Tulsa Police Officer Betty Shelby Not Guilty Of Manslaughter For Shooting Terence Crutcher; Protests
Tulsa, OK - Tulsa Police Officer Betty Shelby was found not guilty of first-degree manslaughter by a jury on Wednesday night.
Jury deliberations began Wednesday afternoon, and lasted for nine hours, according to CBS News.
The manslaughter charge resulted from the September 2016 shooting of Terence Crutcher. Officer Shelby was charged by District Attorney Steve Kunzweiler just six days after the shooting, despite the investigation just getting started and a homicide detective telling him that there wasn't enough evidence.
Officer Shelby's defense attorney Shannon McMurray said that she shot Crutcher 'because she thought he was reaching into his SUV for a gun.' No gun was found in the vehicle. McMurray said, "To somehow imply that she was supposed to see what was in this door panel is absurd. It's deceitful and you should disregard it."
In April, Officer Shelby went on CBS' 60 Minutes and talked about what had happened.
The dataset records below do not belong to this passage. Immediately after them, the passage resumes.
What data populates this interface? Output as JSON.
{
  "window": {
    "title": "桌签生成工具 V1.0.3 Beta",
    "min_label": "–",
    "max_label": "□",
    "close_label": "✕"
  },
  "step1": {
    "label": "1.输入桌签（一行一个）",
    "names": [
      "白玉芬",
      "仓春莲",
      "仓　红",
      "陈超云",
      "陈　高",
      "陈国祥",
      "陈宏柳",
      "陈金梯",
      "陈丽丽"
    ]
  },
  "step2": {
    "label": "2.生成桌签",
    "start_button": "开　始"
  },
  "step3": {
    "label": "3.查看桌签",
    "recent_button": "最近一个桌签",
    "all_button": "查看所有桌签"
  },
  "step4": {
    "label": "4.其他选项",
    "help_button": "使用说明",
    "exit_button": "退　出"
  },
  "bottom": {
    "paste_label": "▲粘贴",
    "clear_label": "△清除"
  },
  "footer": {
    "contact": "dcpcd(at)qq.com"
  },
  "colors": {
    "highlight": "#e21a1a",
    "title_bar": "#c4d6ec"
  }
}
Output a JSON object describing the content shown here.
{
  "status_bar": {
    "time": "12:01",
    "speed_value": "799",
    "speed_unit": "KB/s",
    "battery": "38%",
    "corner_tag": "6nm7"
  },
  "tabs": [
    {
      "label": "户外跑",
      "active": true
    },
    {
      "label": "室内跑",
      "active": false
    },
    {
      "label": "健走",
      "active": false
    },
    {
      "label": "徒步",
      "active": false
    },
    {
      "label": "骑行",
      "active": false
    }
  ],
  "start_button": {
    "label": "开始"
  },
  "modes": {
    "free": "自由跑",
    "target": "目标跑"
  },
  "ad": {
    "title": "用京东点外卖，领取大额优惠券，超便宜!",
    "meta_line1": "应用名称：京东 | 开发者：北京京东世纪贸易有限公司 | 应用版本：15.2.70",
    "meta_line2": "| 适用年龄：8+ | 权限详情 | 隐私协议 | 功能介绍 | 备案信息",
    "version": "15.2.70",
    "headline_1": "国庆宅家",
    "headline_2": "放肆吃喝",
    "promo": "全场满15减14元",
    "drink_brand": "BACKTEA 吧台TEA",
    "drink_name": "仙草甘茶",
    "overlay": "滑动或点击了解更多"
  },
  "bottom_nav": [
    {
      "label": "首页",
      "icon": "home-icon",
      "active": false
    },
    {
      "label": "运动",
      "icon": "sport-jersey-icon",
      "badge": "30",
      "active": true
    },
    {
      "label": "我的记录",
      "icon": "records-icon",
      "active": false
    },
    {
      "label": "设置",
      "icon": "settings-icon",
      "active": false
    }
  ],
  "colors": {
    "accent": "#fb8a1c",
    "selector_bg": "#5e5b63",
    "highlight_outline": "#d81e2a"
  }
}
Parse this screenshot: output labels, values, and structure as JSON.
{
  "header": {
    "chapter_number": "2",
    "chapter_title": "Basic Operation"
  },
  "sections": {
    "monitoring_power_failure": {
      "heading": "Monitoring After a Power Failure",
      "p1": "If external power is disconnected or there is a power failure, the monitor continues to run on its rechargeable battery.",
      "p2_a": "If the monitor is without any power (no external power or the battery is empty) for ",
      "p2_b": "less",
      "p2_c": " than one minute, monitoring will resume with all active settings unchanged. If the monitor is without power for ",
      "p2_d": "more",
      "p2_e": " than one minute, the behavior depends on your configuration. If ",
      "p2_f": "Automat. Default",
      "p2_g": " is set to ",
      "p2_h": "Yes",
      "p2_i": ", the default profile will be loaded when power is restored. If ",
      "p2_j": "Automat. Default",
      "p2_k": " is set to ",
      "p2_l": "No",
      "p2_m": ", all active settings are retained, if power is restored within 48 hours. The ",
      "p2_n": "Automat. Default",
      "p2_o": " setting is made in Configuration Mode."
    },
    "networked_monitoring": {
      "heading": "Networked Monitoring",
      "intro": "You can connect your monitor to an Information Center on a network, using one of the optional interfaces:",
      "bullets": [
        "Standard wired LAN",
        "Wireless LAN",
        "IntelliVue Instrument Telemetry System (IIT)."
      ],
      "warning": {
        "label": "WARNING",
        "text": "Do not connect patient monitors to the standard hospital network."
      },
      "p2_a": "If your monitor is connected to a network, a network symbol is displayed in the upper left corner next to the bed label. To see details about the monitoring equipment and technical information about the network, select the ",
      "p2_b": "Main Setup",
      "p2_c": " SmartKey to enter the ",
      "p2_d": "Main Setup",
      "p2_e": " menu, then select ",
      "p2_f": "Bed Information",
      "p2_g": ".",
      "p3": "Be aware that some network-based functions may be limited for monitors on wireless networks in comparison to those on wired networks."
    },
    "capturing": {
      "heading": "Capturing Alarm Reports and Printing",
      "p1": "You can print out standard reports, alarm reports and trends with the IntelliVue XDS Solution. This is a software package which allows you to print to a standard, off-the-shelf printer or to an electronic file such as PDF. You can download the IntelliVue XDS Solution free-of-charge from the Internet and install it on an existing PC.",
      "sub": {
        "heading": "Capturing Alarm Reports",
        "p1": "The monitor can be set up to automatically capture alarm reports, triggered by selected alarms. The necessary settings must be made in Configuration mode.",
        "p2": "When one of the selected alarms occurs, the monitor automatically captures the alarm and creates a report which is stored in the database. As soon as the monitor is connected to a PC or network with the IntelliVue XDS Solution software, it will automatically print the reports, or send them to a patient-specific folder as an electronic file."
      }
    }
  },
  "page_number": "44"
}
She said that she felt "almost any police officer in her position would have acted as she did.' She also said that race had nothing to do with the shooting.
In the 60 minutes video, Officer Shelby said, "I'm feeling that his intent is to do me harm and I keep thinking, "Don't do this. Please don't do this. Don't make this happen."
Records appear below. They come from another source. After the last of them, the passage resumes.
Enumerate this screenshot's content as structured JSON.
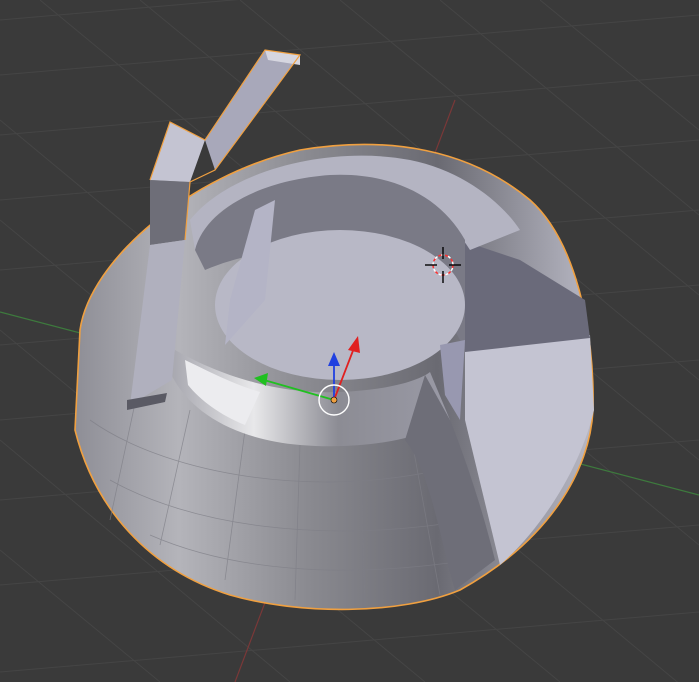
{
  "viewport": {
    "mode": "3D Viewport",
    "background_color": "#3a3a3a",
    "grid_color": "#444444",
    "x_axis_color": "#8a3a3a",
    "y_axis_color": "#3f8a3f"
  },
  "object": {
    "shape": "half-sphere-bowl-with-handle",
    "selected": true,
    "outline_color": "#f0a040",
    "base_color": "#a8a8b4"
  },
  "gizmo": {
    "x_axis_color": "#e02020",
    "y_axis_color": "#20c020",
    "z_axis_color": "#2040e0",
    "origin_color": "#f0a040"
  },
  "cursor_3d": {
    "icon": "3d-cursor-icon",
    "ring_colors": [
      "#ff3030",
      "#ffffff"
    ]
  }
}
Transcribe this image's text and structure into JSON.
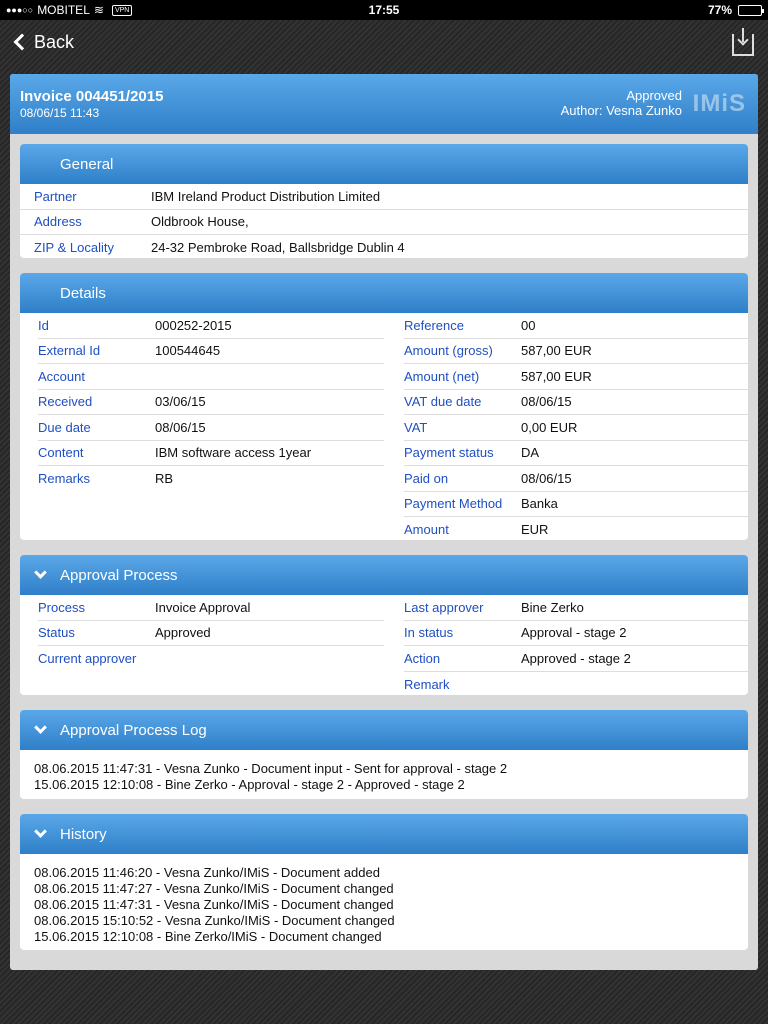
{
  "status_bar": {
    "carrier": "MOBITEL",
    "vpn": "VPN",
    "time": "17:55",
    "battery": "77%",
    "battery_level": 0.77
  },
  "nav": {
    "back_label": "Back"
  },
  "invoice": {
    "title": "Invoice 004451/2015",
    "datetime": "08/06/15 11:43",
    "status": "Approved",
    "author": "Author: Vesna Zunko",
    "logo": "IMiS"
  },
  "general": {
    "title": "General",
    "rows": [
      {
        "label": "Partner",
        "value": "IBM Ireland Product Distribution Limited"
      },
      {
        "label": "Address",
        "value": "Oldbrook House,"
      },
      {
        "label": "ZIP & Locality",
        "value": "24-32 Pembroke Road, Ballsbridge Dublin 4"
      }
    ]
  },
  "details": {
    "title": "Details",
    "left": [
      {
        "label": "Id",
        "value": "000252-2015"
      },
      {
        "label": "External Id",
        "value": "100544645"
      },
      {
        "label": "Account",
        "value": ""
      },
      {
        "label": "Received",
        "value": "03/06/15"
      },
      {
        "label": "Due date",
        "value": "08/06/15"
      },
      {
        "label": "Content",
        "value": "IBM software access 1year"
      },
      {
        "label": "Remarks",
        "value": "RB"
      }
    ],
    "right": [
      {
        "label": "Reference",
        "value": "00"
      },
      {
        "label": "Amount (gross)",
        "value": "587,00 EUR"
      },
      {
        "label": "Amount (net)",
        "value": "587,00 EUR"
      },
      {
        "label": "VAT due date",
        "value": "08/06/15"
      },
      {
        "label": "VAT",
        "value": "0,00 EUR"
      },
      {
        "label": "Payment status",
        "value": "DA"
      },
      {
        "label": "Paid on",
        "value": "08/06/15"
      },
      {
        "label": "Payment Method",
        "value": "Banka"
      },
      {
        "label": "Amount",
        "value": " EUR"
      }
    ]
  },
  "approval": {
    "title": "Approval Process",
    "left": [
      {
        "label": "Process",
        "value": "Invoice Approval"
      },
      {
        "label": "Status",
        "value": "Approved"
      },
      {
        "label": "Current approver",
        "value": ""
      }
    ],
    "right": [
      {
        "label": "Last approver",
        "value": "Bine Zerko"
      },
      {
        "label": "In status",
        "value": "Approval - stage 2"
      },
      {
        "label": "Action",
        "value": "Approved - stage 2"
      },
      {
        "label": "Remark",
        "value": ""
      }
    ]
  },
  "approval_log": {
    "title": "Approval Process Log",
    "entries": [
      "08.06.2015 11:47:31 - Vesna Zunko - Document input - Sent for approval - stage 2",
      "15.06.2015 12:10:08 - Bine Zerko - Approval - stage 2 - Approved - stage 2"
    ]
  },
  "history": {
    "title": "History",
    "entries": [
      "08.06.2015 11:46:20 - Vesna Zunko/IMiS - Document added",
      "08.06.2015 11:47:27 - Vesna Zunko/IMiS - Document changed",
      "08.06.2015 11:47:31 - Vesna Zunko/IMiS - Document changed",
      "08.06.2015 15:10:52 - Vesna Zunko/IMiS - Document changed",
      "15.06.2015 12:10:08 - Bine Zerko/IMiS - Document changed"
    ]
  }
}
After the trial, there was the usual disorder from those who were unhappy that they didn't get their way. It started with the Crutcher family holding an unplanned news conference at the courthouse after the verdict, according to KJRH.
Protesters blocked a main road in downtown Tulsa for a short time after Officer Shelby was acquitted, according to US News. After police ordered them to disperse or tear gas might be used, the crowd moved to a nearby street corner.
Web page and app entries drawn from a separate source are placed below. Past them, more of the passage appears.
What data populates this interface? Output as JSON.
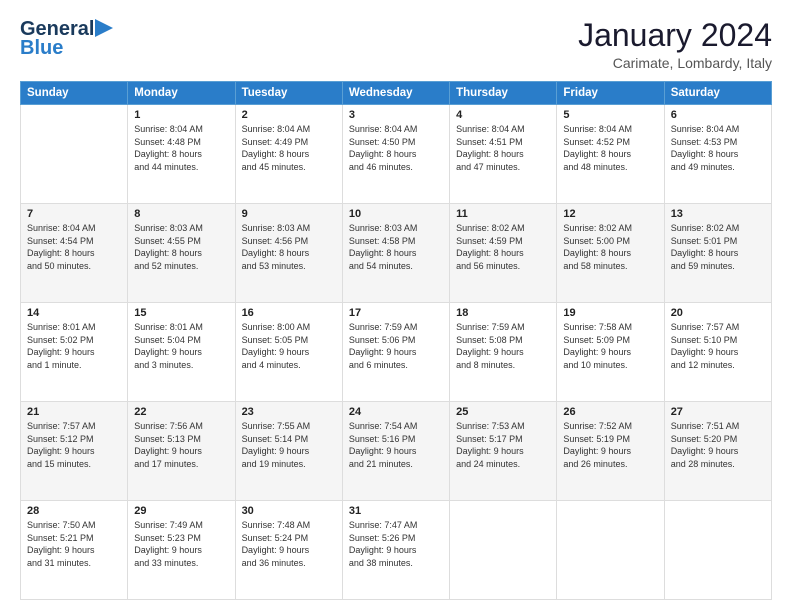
{
  "logo": {
    "line1": "General",
    "line2": "Blue"
  },
  "title": "January 2024",
  "subtitle": "Carimate, Lombardy, Italy",
  "days_of_week": [
    "Sunday",
    "Monday",
    "Tuesday",
    "Wednesday",
    "Thursday",
    "Friday",
    "Saturday"
  ],
  "weeks": [
    [
      {
        "day": "",
        "info": ""
      },
      {
        "day": "1",
        "info": "Sunrise: 8:04 AM\nSunset: 4:48 PM\nDaylight: 8 hours\nand 44 minutes."
      },
      {
        "day": "2",
        "info": "Sunrise: 8:04 AM\nSunset: 4:49 PM\nDaylight: 8 hours\nand 45 minutes."
      },
      {
        "day": "3",
        "info": "Sunrise: 8:04 AM\nSunset: 4:50 PM\nDaylight: 8 hours\nand 46 minutes."
      },
      {
        "day": "4",
        "info": "Sunrise: 8:04 AM\nSunset: 4:51 PM\nDaylight: 8 hours\nand 47 minutes."
      },
      {
        "day": "5",
        "info": "Sunrise: 8:04 AM\nSunset: 4:52 PM\nDaylight: 8 hours\nand 48 minutes."
      },
      {
        "day": "6",
        "info": "Sunrise: 8:04 AM\nSunset: 4:53 PM\nDaylight: 8 hours\nand 49 minutes."
      }
    ],
    [
      {
        "day": "7",
        "info": "Sunrise: 8:04 AM\nSunset: 4:54 PM\nDaylight: 8 hours\nand 50 minutes."
      },
      {
        "day": "8",
        "info": "Sunrise: 8:03 AM\nSunset: 4:55 PM\nDaylight: 8 hours\nand 52 minutes."
      },
      {
        "day": "9",
        "info": "Sunrise: 8:03 AM\nSunset: 4:56 PM\nDaylight: 8 hours\nand 53 minutes."
      },
      {
        "day": "10",
        "info": "Sunrise: 8:03 AM\nSunset: 4:58 PM\nDaylight: 8 hours\nand 54 minutes."
      },
      {
        "day": "11",
        "info": "Sunrise: 8:02 AM\nSunset: 4:59 PM\nDaylight: 8 hours\nand 56 minutes."
      },
      {
        "day": "12",
        "info": "Sunrise: 8:02 AM\nSunset: 5:00 PM\nDaylight: 8 hours\nand 58 minutes."
      },
      {
        "day": "13",
        "info": "Sunrise: 8:02 AM\nSunset: 5:01 PM\nDaylight: 8 hours\nand 59 minutes."
      }
    ],
    [
      {
        "day": "14",
        "info": "Sunrise: 8:01 AM\nSunset: 5:02 PM\nDaylight: 9 hours\nand 1 minute."
      },
      {
        "day": "15",
        "info": "Sunrise: 8:01 AM\nSunset: 5:04 PM\nDaylight: 9 hours\nand 3 minutes."
      },
      {
        "day": "16",
        "info": "Sunrise: 8:00 AM\nSunset: 5:05 PM\nDaylight: 9 hours\nand 4 minutes."
      },
      {
        "day": "17",
        "info": "Sunrise: 7:59 AM\nSunset: 5:06 PM\nDaylight: 9 hours\nand 6 minutes."
      },
      {
        "day": "18",
        "info": "Sunrise: 7:59 AM\nSunset: 5:08 PM\nDaylight: 9 hours\nand 8 minutes."
      },
      {
        "day": "19",
        "info": "Sunrise: 7:58 AM\nSunset: 5:09 PM\nDaylight: 9 hours\nand 10 minutes."
      },
      {
        "day": "20",
        "info": "Sunrise: 7:57 AM\nSunset: 5:10 PM\nDaylight: 9 hours\nand 12 minutes."
      }
    ],
    [
      {
        "day": "21",
        "info": "Sunrise: 7:57 AM\nSunset: 5:12 PM\nDaylight: 9 hours\nand 15 minutes."
      },
      {
        "day": "22",
        "info": "Sunrise: 7:56 AM\nSunset: 5:13 PM\nDaylight: 9 hours\nand 17 minutes."
      },
      {
        "day": "23",
        "info": "Sunrise: 7:55 AM\nSunset: 5:14 PM\nDaylight: 9 hours\nand 19 minutes."
      },
      {
        "day": "24",
        "info": "Sunrise: 7:54 AM\nSunset: 5:16 PM\nDaylight: 9 hours\nand 21 minutes."
      },
      {
        "day": "25",
        "info": "Sunrise: 7:53 AM\nSunset: 5:17 PM\nDaylight: 9 hours\nand 24 minutes."
      },
      {
        "day": "26",
        "info": "Sunrise: 7:52 AM\nSunset: 5:19 PM\nDaylight: 9 hours\nand 26 minutes."
      },
      {
        "day": "27",
        "info": "Sunrise: 7:51 AM\nSunset: 5:20 PM\nDaylight: 9 hours\nand 28 minutes."
      }
    ],
    [
      {
        "day": "28",
        "info": "Sunrise: 7:50 AM\nSunset: 5:21 PM\nDaylight: 9 hours\nand 31 minutes."
      },
      {
        "day": "29",
        "info": "Sunrise: 7:49 AM\nSunset: 5:23 PM\nDaylight: 9 hours\nand 33 minutes."
      },
      {
        "day": "30",
        "info": "Sunrise: 7:48 AM\nSunset: 5:24 PM\nDaylight: 9 hours\nand 36 minutes."
      },
      {
        "day": "31",
        "info": "Sunrise: 7:47 AM\nSunset: 5:26 PM\nDaylight: 9 hours\nand 38 minutes."
      },
      {
        "day": "",
        "info": ""
      },
      {
        "day": "",
        "info": ""
      },
      {
        "day": "",
        "info": ""
      }
    ]
  ]
}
About 100 people gathered in the courthouse plaza, chanting 'no justice, no peace, no racist police.' That crowd was for the most part peaceful and later voluntarily dispersed. Some protesters rushed the hotel where Officer Shelby was staying.
Oklahoma's Governor Mary Fallin called for peace.